directed to either affirm that she intends to prosecute the
negligent positioning theory or clarify her intent to pursue
the negligent history theory alone.
because the parties' papers address the two theories in
different contexts, they lack focused attention to the
elements of the negligence claim(s). That is, duty (does the
law require Defendants to conform to a particular standard of
care), breach of duty (what is the evidence that Defendants
did not conform to the standard of care), and proximate cause
(is the connection between the negligent conduct sufficiently
foreseeable to warrant the imposition of liability).
Accordingly, both parties will be directed to supplement
their briefs by no more than 15 pages once Plaintiff has
affirmed or withdrawn her negligent positioning theory of
liability.
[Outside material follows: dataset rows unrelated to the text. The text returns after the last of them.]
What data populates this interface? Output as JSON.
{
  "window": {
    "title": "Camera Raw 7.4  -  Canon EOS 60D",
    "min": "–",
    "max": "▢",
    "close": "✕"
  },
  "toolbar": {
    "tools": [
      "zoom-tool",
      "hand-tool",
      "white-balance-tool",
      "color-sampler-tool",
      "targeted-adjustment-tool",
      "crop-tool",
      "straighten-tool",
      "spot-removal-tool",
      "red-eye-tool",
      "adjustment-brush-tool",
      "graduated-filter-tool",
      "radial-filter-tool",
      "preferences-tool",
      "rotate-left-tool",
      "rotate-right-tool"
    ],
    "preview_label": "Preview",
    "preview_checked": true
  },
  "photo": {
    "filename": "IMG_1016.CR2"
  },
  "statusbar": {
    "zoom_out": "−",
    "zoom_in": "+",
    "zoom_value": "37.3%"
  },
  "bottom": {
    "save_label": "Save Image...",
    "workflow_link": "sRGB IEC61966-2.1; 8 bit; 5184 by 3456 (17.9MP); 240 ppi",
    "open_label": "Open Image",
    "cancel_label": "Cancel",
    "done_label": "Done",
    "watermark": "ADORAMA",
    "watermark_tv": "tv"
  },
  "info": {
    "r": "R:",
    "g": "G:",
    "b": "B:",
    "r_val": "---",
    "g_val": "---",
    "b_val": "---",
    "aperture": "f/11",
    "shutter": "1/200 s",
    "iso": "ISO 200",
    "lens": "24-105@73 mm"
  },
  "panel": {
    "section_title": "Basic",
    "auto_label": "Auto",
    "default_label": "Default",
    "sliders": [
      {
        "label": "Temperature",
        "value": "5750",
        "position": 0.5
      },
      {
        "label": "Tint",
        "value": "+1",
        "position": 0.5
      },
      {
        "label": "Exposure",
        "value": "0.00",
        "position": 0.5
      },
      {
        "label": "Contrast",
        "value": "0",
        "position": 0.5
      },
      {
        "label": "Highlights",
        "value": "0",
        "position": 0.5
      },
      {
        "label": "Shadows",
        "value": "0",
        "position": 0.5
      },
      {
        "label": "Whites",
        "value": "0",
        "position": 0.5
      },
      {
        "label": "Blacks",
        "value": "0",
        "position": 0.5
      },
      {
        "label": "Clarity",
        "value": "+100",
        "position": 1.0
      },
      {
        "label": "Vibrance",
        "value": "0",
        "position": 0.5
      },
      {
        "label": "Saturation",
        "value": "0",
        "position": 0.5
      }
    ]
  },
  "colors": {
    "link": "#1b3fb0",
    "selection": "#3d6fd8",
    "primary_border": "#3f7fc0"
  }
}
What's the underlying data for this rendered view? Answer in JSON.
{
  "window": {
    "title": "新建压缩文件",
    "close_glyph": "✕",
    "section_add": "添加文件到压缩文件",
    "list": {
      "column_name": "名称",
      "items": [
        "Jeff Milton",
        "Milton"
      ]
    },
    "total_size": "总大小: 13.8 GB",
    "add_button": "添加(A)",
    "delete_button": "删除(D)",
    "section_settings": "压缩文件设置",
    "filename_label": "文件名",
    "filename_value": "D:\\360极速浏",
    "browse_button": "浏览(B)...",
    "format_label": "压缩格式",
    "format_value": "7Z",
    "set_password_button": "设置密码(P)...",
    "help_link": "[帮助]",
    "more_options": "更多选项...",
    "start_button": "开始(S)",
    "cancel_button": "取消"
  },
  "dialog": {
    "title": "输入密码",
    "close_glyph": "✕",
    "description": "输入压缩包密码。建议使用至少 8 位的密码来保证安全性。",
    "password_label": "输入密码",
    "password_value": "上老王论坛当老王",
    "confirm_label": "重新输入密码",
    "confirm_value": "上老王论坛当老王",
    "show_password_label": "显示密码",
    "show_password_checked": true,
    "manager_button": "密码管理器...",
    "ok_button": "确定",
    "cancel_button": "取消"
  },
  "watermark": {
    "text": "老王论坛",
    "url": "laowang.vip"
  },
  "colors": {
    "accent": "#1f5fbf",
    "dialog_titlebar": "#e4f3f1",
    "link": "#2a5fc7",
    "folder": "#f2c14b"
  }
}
Each will be entitled to a response not to exceed
to be addressed in the supplemental briefs is Michigan's
law of comparative negligence and the application of
Michigan's tort reform to their dispositive motions.
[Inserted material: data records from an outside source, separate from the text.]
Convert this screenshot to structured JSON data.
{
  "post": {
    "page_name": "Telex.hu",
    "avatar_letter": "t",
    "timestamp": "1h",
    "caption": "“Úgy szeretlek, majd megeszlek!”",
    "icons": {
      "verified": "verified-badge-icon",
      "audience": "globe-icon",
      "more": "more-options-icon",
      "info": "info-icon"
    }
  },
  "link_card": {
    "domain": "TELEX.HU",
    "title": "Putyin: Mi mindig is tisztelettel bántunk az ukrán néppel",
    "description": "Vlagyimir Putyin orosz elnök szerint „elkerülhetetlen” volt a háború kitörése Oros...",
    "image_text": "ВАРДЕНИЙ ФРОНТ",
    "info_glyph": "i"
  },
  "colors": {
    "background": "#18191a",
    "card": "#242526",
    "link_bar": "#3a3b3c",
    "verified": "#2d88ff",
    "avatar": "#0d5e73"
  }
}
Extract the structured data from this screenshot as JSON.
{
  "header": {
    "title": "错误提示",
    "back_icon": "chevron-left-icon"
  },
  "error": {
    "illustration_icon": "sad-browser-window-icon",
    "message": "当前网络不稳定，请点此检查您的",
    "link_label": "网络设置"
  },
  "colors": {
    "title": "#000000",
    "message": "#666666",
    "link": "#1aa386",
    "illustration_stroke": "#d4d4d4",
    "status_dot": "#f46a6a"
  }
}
See MCL § 600.2959; Blackwell v.
Franchi, 914 N.W.2d 900');">914 N.W.2d 900 (Mich. 2018).
McLaughlin Good grew up with a tendency to get light-headed
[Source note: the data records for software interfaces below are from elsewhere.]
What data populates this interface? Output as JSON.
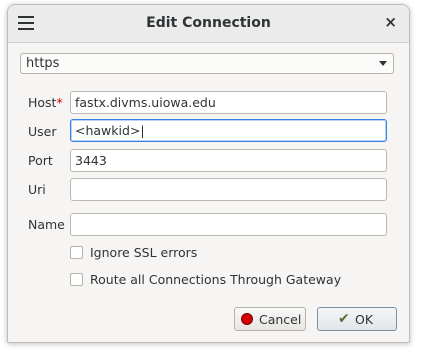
{
  "window": {
    "title": "Edit Connection",
    "close_glyph": "×"
  },
  "protocol": {
    "selected": "https"
  },
  "form": {
    "host_label": "Host",
    "host_required_marker": "*",
    "host_value": "fastx.divms.uiowa.edu",
    "user_label": "User",
    "user_value": "<hawkid>|",
    "port_label": "Port",
    "port_value": "3443",
    "uri_label": "Uri",
    "uri_value": "",
    "name_label": "Name",
    "name_value": ""
  },
  "options": {
    "ignore_ssl": "Ignore SSL errors",
    "route_gateway": "Route all Connections Through Gateway"
  },
  "buttons": {
    "cancel_label": "Cancel",
    "ok_label": "OK"
  },
  "icons": {
    "menu": "hamburger-menu-icon",
    "close": "close-icon",
    "cancel": "cancel-red-dot-icon",
    "ok": "ok-check-icon"
  }
}
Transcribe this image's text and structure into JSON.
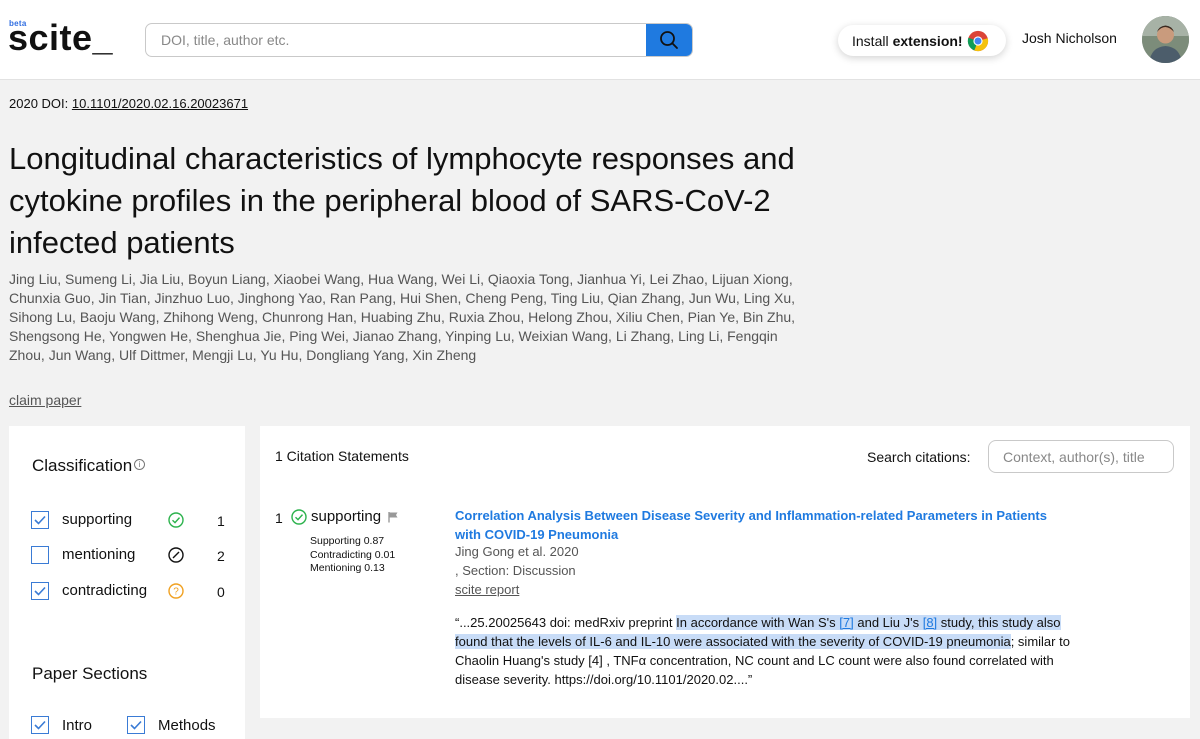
{
  "header": {
    "logo_beta": "beta",
    "logo_text": "scite_",
    "search_placeholder": "DOI, title, author etc.",
    "install_prefix": "Install",
    "install_bold": "extension!",
    "user_name": "Josh Nicholson"
  },
  "paper": {
    "year_doi_prefix": "2020 DOI:",
    "doi": "10.1101/2020.02.16.20023671",
    "title": "Longitudinal characteristics of lymphocyte responses and cytokine profiles in the peripheral blood of SARS-CoV-2 infected patients",
    "authors": "Jing Liu, Sumeng Li, Jia Liu, Boyun Liang, Xiaobei Wang, Hua Wang, Wei Li, Qiaoxia Tong, Jianhua Yi, Lei Zhao, Lijuan Xiong, Chunxia Guo, Jin Tian, Jinzhuo Luo, Jinghong Yao, Ran Pang, Hui Shen, Cheng Peng, Ting Liu, Qian Zhang, Jun Wu, Ling Xu, Sihong Lu, Baoju Wang, Zhihong Weng, Chunrong Han, Huabing Zhu, Ruxia Zhou, Helong Zhou, Xiliu Chen, Pian Ye, Bin Zhu, Shengsong He, Yongwen He, Shenghua Jie, Ping Wei, Jianao Zhang, Yinping Lu, Weixian Wang, Li Zhang, Ling Li, Fengqin Zhou, Jun Wang, Ulf Dittmer, Mengji Lu, Yu Hu, Dongliang Yang, Xin Zheng",
    "claim_link": "claim paper"
  },
  "classification": {
    "heading": "Classification",
    "info_glyph": "i",
    "items": [
      {
        "label": "supporting",
        "count": "1",
        "checked": true,
        "icon": "check-circle-icon",
        "color": "#2bb24c"
      },
      {
        "label": "mentioning",
        "count": "2",
        "checked": false,
        "icon": "slash-circle-icon",
        "color": "#111111"
      },
      {
        "label": "contradicting",
        "count": "0",
        "checked": true,
        "icon": "question-circle-icon",
        "color": "#f0a020"
      }
    ]
  },
  "sections": {
    "heading": "Paper Sections",
    "items": [
      {
        "label": "Intro",
        "checked": true
      },
      {
        "label": "Methods",
        "checked": true
      }
    ]
  },
  "citations": {
    "count_label": "1 Citation Statements",
    "search_label": "Search citations:",
    "search_placeholder": "Context, author(s), title",
    "statement": {
      "number": "1",
      "tag": "supporting",
      "scores": [
        "Supporting 0.87",
        "Contradicting 0.01",
        "Mentioning 0.13"
      ],
      "title": "Correlation Analysis Between Disease Severity and Inflammation-related Parameters in Patients with COVID-19 Pneumonia",
      "authors_year": "Jing Gong et al. 2020",
      "section": ", Section: Discussion",
      "report_link": "scite report",
      "quote_pre": "“...25.20025643 doi: medRxiv preprint ",
      "quote_hl_1": "In accordance with Wan S's ",
      "ref_1": "[7]",
      "quote_hl_2": " and Liu J's ",
      "ref_2": "[8]",
      "quote_hl_3": " study, this study also found that the levels of IL-6 and IL-10 were associated with the severity of COVID-19 pneumonia",
      "quote_post": "; similar to Chaolin Huang's study [4] , TNFα concentration, NC count and LC count were also found correlated with disease severity. https://doi.org/10.1101/2020.02....”"
    }
  },
  "colors": {
    "accent": "#1f7ae0",
    "highlight": "#c8dcf7",
    "supporting": "#2bb24c",
    "contradicting": "#f0a020"
  }
}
and/or faint when she saw blood. When Tenley was seven or
eight, she cut her hand on glass and had a negative reaction
to seeing the blood. ECF No. 32-5 at PageID.2162. Tenley once
fainted when her father cut the family's dog's nails
too short and caused the dog to bleed. ECF No. 32-4 at
PageID.2159. Tenley became very pale and unstable.
Id. Tenley also became dizzy after she had her ears
pierced. ECF No. 32-5 at PageID.2163. When Tenley was in
junior high, Tenley's sister sliced her hand in the
kitchen and Tenley passed out from observing the blood. ECF
No. 53-2 at PageID.6543.
her struggles with the sight of blood, Tenley “had
always donated blood [because] it was a big deal to
her.” ECF No. 32-5 at PageID.2164. In high school,
Tenley and her friend “were racing for their gallon tag
because . . . it saves lives.” Id. In 2011
when Tenley was about 16, she tried to donate blood at a MI
Blood donation center for the first time. ECF No. 32-5 at
PageID.2162; ECF No. 32-3 at PageID.2152. She fainted after
her finger was pricked for a capillary sample so she could
not donate blood. ECF No. 32-5 at PageID.2162; ECF No. 32-3
at PageID.2152. On June 7, 2012, she tried to donate blood
again. Tenley had no observable reaction when the capillary
sample was taken, but passed out when the bag began filling
with blood. ECF No. 32-3 at PageID.2152. On another occasion,
according to Tenley's mother, she attempted to donate
blood at an ice rink in Gladwin and later became dizzy. ECF
No. 32-5 at PageID.2163. As a result of her difficulty
donating blood, MI Blood noted in her chart that she had to
be supine when donating. ECF No. 32-5 at PageID.2162.
Plasma has a procedure for addressing new plasma donors.
Katie Pietrzak, the Center Director, and Amy Parks, an RN,
testified about the procedures included for plasma donors.
The process begins with a customer's check-in with the
receptionist and medical historian, followed by a check for
an adequate donation vein by a phlebotomist, a capillary
sample taken by a medical historian, and finally a health
questionnaire and physical exam with a nurse. ECF No. 32-2 at
PageID.2144; ECF No. 49-9 at PageID.5962. Each step of the
process helps determine whether the donor meets the criteria
to donate plasma. ECF No. 32-2 at PageID.2142. A repeat donor
has a shorter process that proceeds in a different order.
Id. at PageID.2144-2145.
receptionist obtains the donor's identification, social
security card, and address. ECF No. 53-3 at PageID.6550.
Next, the receptionist or a medical historian completes a new
donor chart, determines if the potential donor is on the
unacceptable address list or a NDDR list (a list if a
potential donor was declined at another facility), takes the
donor's picture, and has the donor read the consent to
take blood out loud. The donor must then “sign”
the consent by digitally scanning their fingerprint. ECF No.
53-3; ECF No. 49-9 at PageID.5962. The consent statement
I voluntarily consent to the withdrawal of my blood for the
purpose of laboratory testing. It is understood that the
blood is to be used solely for the purpose of testing for
donor eligibility. I understand that this consent will remain
in effect as long as I am a plasmapheresis donor and that I